Daderot [CC0], via Wikimedia Commons
In Ancient Greek and Roman societies, fertility was also associated with frogs. Furthermore, they were also linked to harmony, and even licentiousness. There is a story of frogs praying to Zeus for a king of their own. Zeus sets up a log to be their new ruler. The frogs complain and protest this choice, wanting a more inspiringly powerful king. In typical Ancient Greek style, Zeus sends them a stork instead, and the frogs are summarily pursued and devoured by their new overlord. The licentiousness linked to frogs is understandable in this context. Their link to harmony is a little baffling, however.
In Medieval England, frogs were a somewhat divisive symbol. This is because frogs were separated into categories of ‘land frogs’ and ‘water frogs’. As a result of this, the land frogs were viewed by the Medieval English culture as representations of righteousness, while the water frogs were symbols of sin and all things sinful. Possibly because of this link, Medieval society also linked frogs to witchcraft, both as witches’ familiars and even as ingredients in love potion recipes. A result of this is that frogs have become linked with romance and love. You can see this in fairytales such as the classic story of the Princess and the Frog. In this story, a prince is in disguise as a frog, and only the kiss of the princess return him to his human form.
The meaning of frog jewellery can be whatever you want it to be, it would seem! Whether you love them or hate them, frogs have always been an important part of society. Furthermore, frog jewellery might bring you good luck; it might even find you love. A glistening frog can fix a multitude of problems if you let it.
Regardless of their reputation throughout history, frogs have always been a fairly common theme in jewellery. You can find them leaping on brooches and tangled up in pendants, and even wrapped around your finger in a ring. Because of this, we are lucky enough to have several items in our inventory that span a wide range of time featuring frogs. Delightful amphibians as they are, frogs are the perfect subject for accessories. Their vast array of colours and patterns make them easy targets for using gemstones in jewellery. Furthermore, they have a big range of shapes and sizes, perfect for lots of different kinds of jewellery.
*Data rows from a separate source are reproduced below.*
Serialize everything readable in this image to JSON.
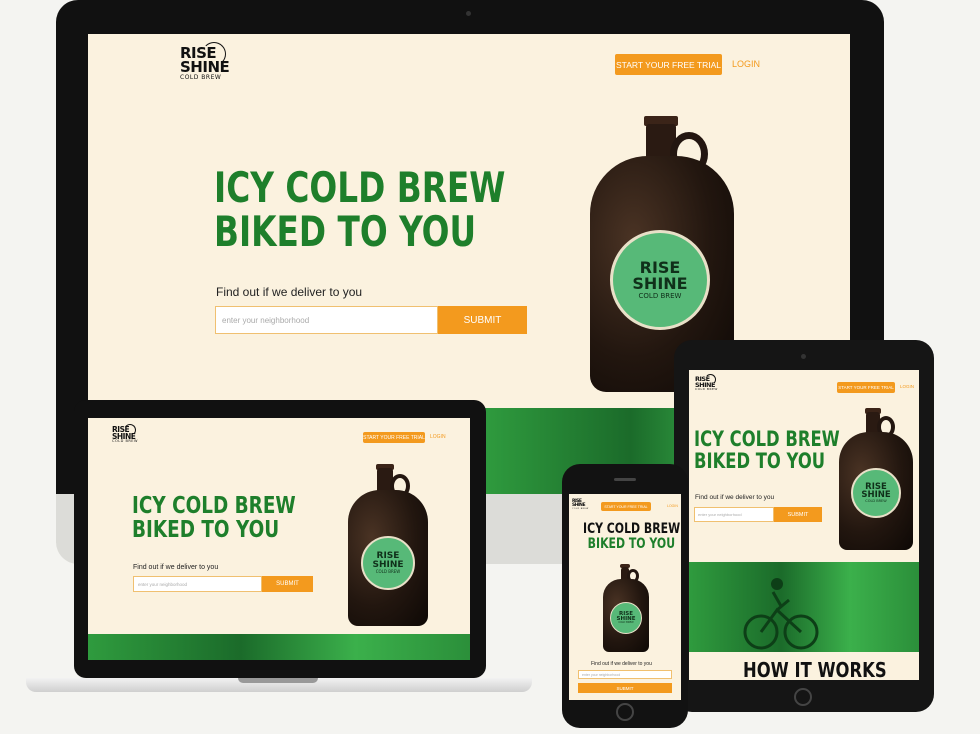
{
  "brand": {
    "logo_line1": "RISE",
    "logo_line2": "SHINE",
    "logo_amp": "&",
    "logo_line3": "COLD BREW"
  },
  "nav": {
    "trial_label": "START YOUR FREE TRIAL",
    "login_label": "LOGIN"
  },
  "hero": {
    "headline_line1": "ICY COLD BREW",
    "headline_line2": "BIKED TO YOU",
    "prompt": "Find out if we deliver to you",
    "input_placeholder": "enter your neighborhood",
    "submit_label": "SUBMIT"
  },
  "section": {
    "how_it_works": "HOW IT WORKS"
  },
  "colors": {
    "brand_green": "#1e7f2b",
    "accent_orange": "#f39a1e",
    "background_cream": "#fbf2df"
  }
}
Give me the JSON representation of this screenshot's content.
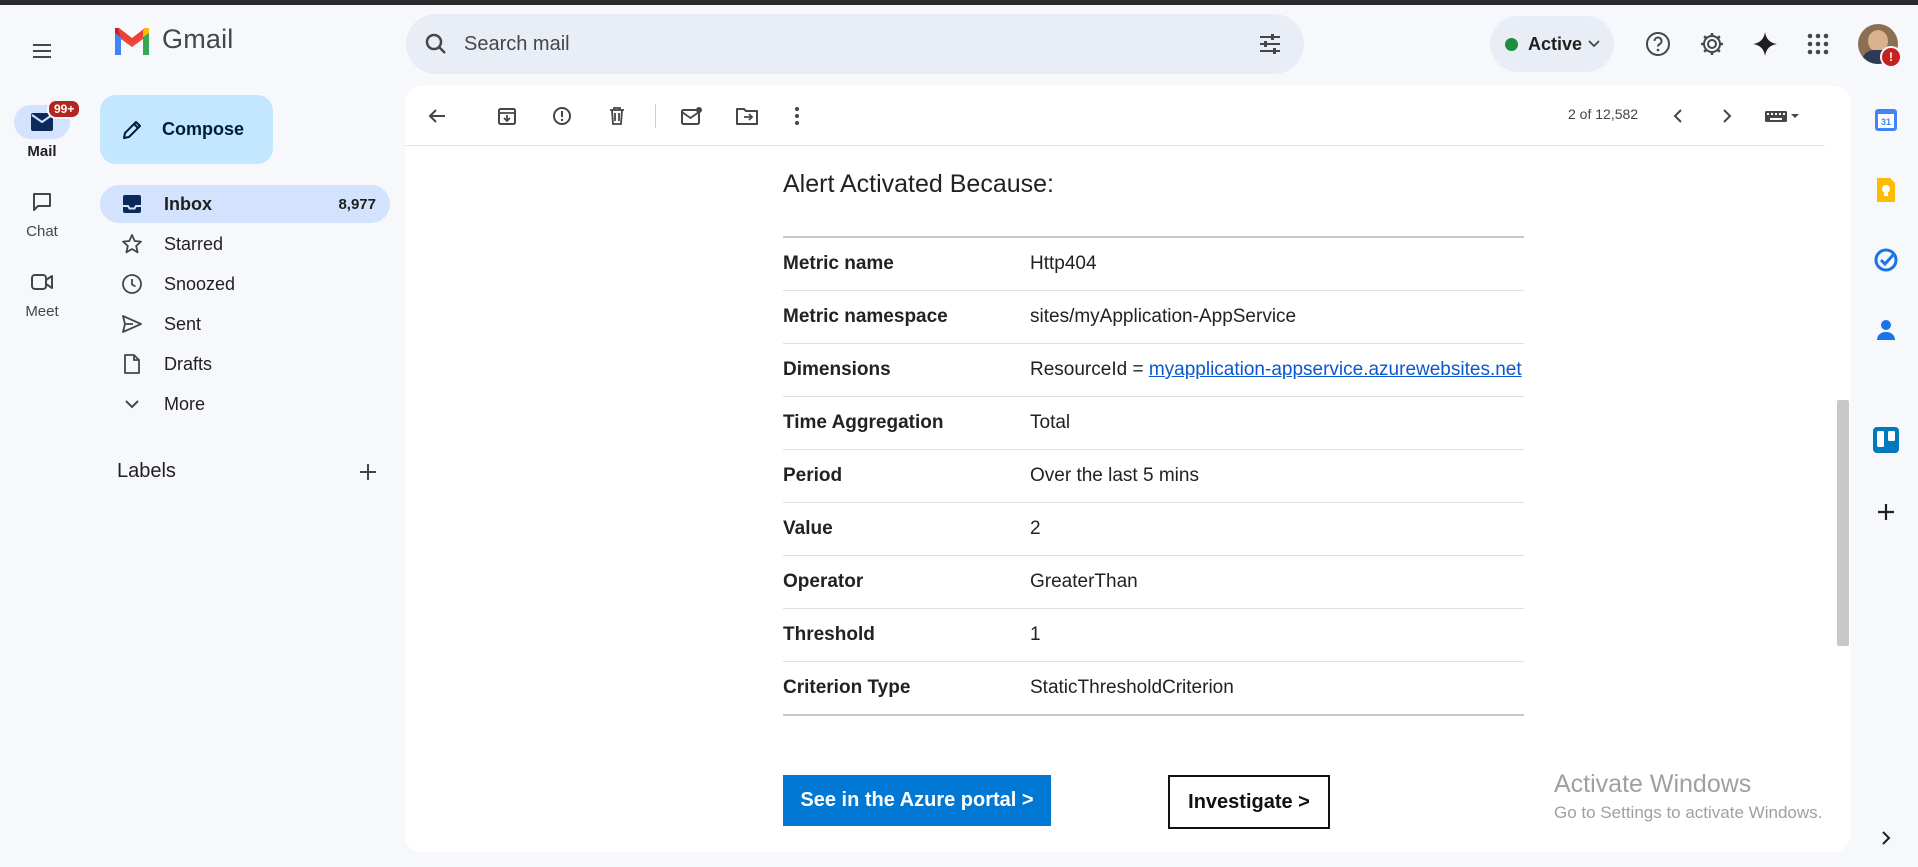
{
  "app": {
    "brand": "Gmail"
  },
  "rail": {
    "items": [
      {
        "label": "Mail",
        "badge": "99+"
      },
      {
        "label": "Chat"
      },
      {
        "label": "Meet"
      }
    ]
  },
  "search": {
    "placeholder": "Search mail"
  },
  "status": {
    "label": "Active",
    "color": "#1e8e3e"
  },
  "compose": {
    "label": "Compose"
  },
  "nav": {
    "items": [
      {
        "label": "Inbox",
        "count": "8,977"
      },
      {
        "label": "Starred"
      },
      {
        "label": "Snoozed"
      },
      {
        "label": "Sent"
      },
      {
        "label": "Drafts"
      },
      {
        "label": "More"
      }
    ]
  },
  "labels": {
    "title": "Labels"
  },
  "toolbar": {
    "pager": "2 of 12,582"
  },
  "email": {
    "heading": "Alert Activated Because:",
    "rows": [
      {
        "key": "Metric name",
        "value": "Http404"
      },
      {
        "key": "Metric namespace",
        "value": "sites/myApplication-AppService"
      },
      {
        "key": "Dimensions",
        "prefix": "ResourceId = ",
        "link": "myapplication-appservice.azurewebsites.net"
      },
      {
        "key": "Time Aggregation",
        "value": "Total"
      },
      {
        "key": "Period",
        "value": "Over the last 5 mins"
      },
      {
        "key": "Value",
        "value": "2"
      },
      {
        "key": "Operator",
        "value": "GreaterThan"
      },
      {
        "key": "Threshold",
        "value": "1"
      },
      {
        "key": "Criterion Type",
        "value": "StaticThresholdCriterion"
      }
    ],
    "azure_button": "See in the Azure portal >",
    "investigate_button": "Investigate >",
    "accent": "#0078d4"
  },
  "watermark": {
    "line1": "Activate Windows",
    "line2": "Go to Settings to activate Windows."
  },
  "icons": {
    "top_right": [
      "help-icon",
      "settings-icon",
      "gemini-icon",
      "apps-icon"
    ],
    "side_apps": [
      "calendar-icon",
      "keep-icon",
      "tasks-icon",
      "contacts-icon",
      "trello-icon",
      "add-icon"
    ]
  }
}
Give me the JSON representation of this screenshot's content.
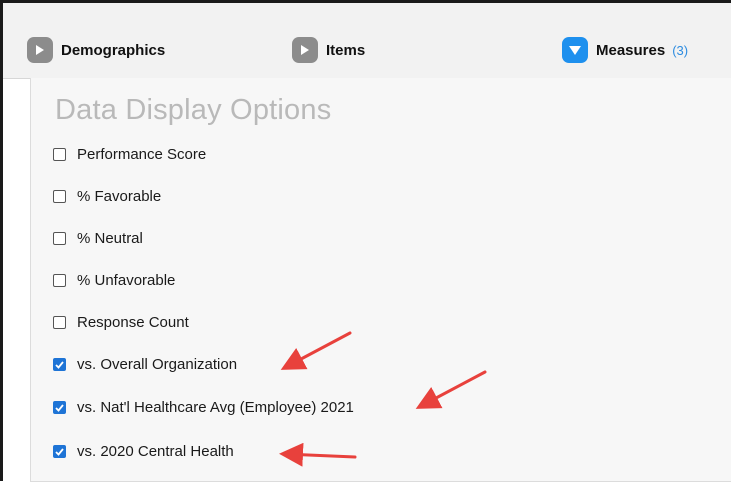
{
  "tabs": [
    {
      "label": "Demographics",
      "icon": "play-right-icon",
      "active": false
    },
    {
      "label": "Items",
      "icon": "play-right-icon",
      "active": false
    },
    {
      "label": "Measures",
      "icon": "triangle-down-icon",
      "active": true,
      "count": "(3)"
    }
  ],
  "panel": {
    "title": "Data Display Options",
    "options": [
      {
        "label": "Performance Score",
        "checked": false
      },
      {
        "label": "% Favorable",
        "checked": false
      },
      {
        "label": "% Neutral",
        "checked": false
      },
      {
        "label": "% Unfavorable",
        "checked": false
      },
      {
        "label": "Response Count",
        "checked": false
      },
      {
        "label": "vs. Overall Organization",
        "checked": true
      },
      {
        "label": "vs. Nat'l Healthcare Avg (Employee) 2021",
        "checked": true
      },
      {
        "label": "vs. 2020 Central Health",
        "checked": true
      }
    ]
  },
  "colors": {
    "active_tab_icon": "#1e90ee",
    "inactive_tab_icon": "#8c8c8c",
    "checkbox_checked": "#1e74d6",
    "annotation_arrow": "#e8413c",
    "title_text": "#b9b9b9"
  }
}
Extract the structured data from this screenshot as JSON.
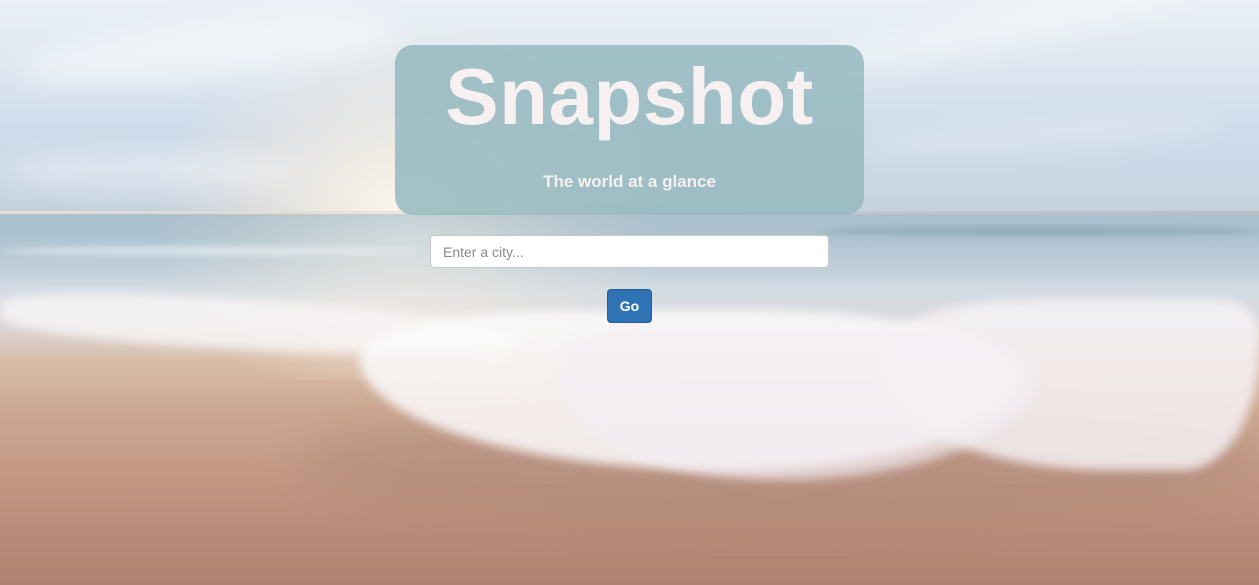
{
  "app": {
    "title": "Snapshot",
    "tagline": "The world at a glance"
  },
  "search": {
    "value": "",
    "placeholder": "Enter a city...",
    "button_label": "Go"
  },
  "colors": {
    "header_card": "#97b9c0",
    "title_text": "#f6f0f0",
    "button": "#2f73b5",
    "input_border": "#c7c7c7"
  },
  "background": {
    "subject": "beach-at-sunrise-photo"
  }
}
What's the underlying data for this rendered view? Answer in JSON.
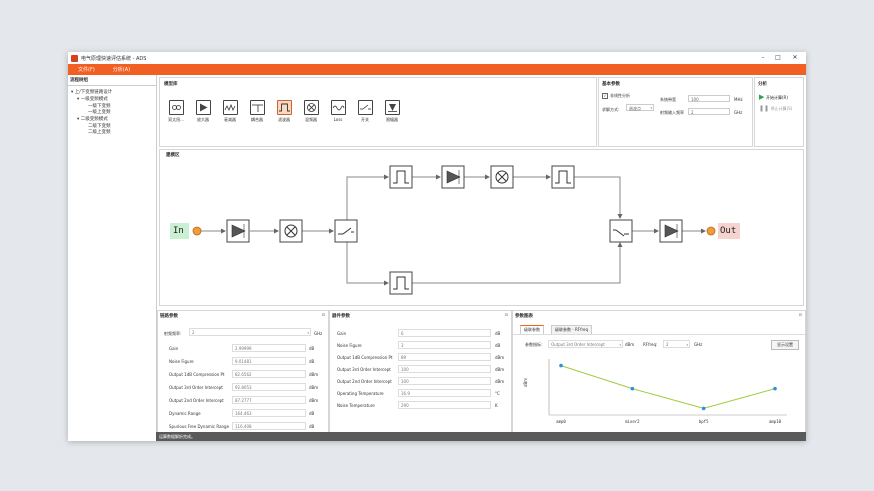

Check out our animal-related items for more prosperous pieces!
Bethany Massey – Digital Assistant (Content Creator)
Having graduated university with a BA in English Literature and an MA in Creative Writing Bethany then joined the AC Silver team as a content creator. Bethany spends her days writing content for the AC Silver blog and other luxury goods/antique blogs.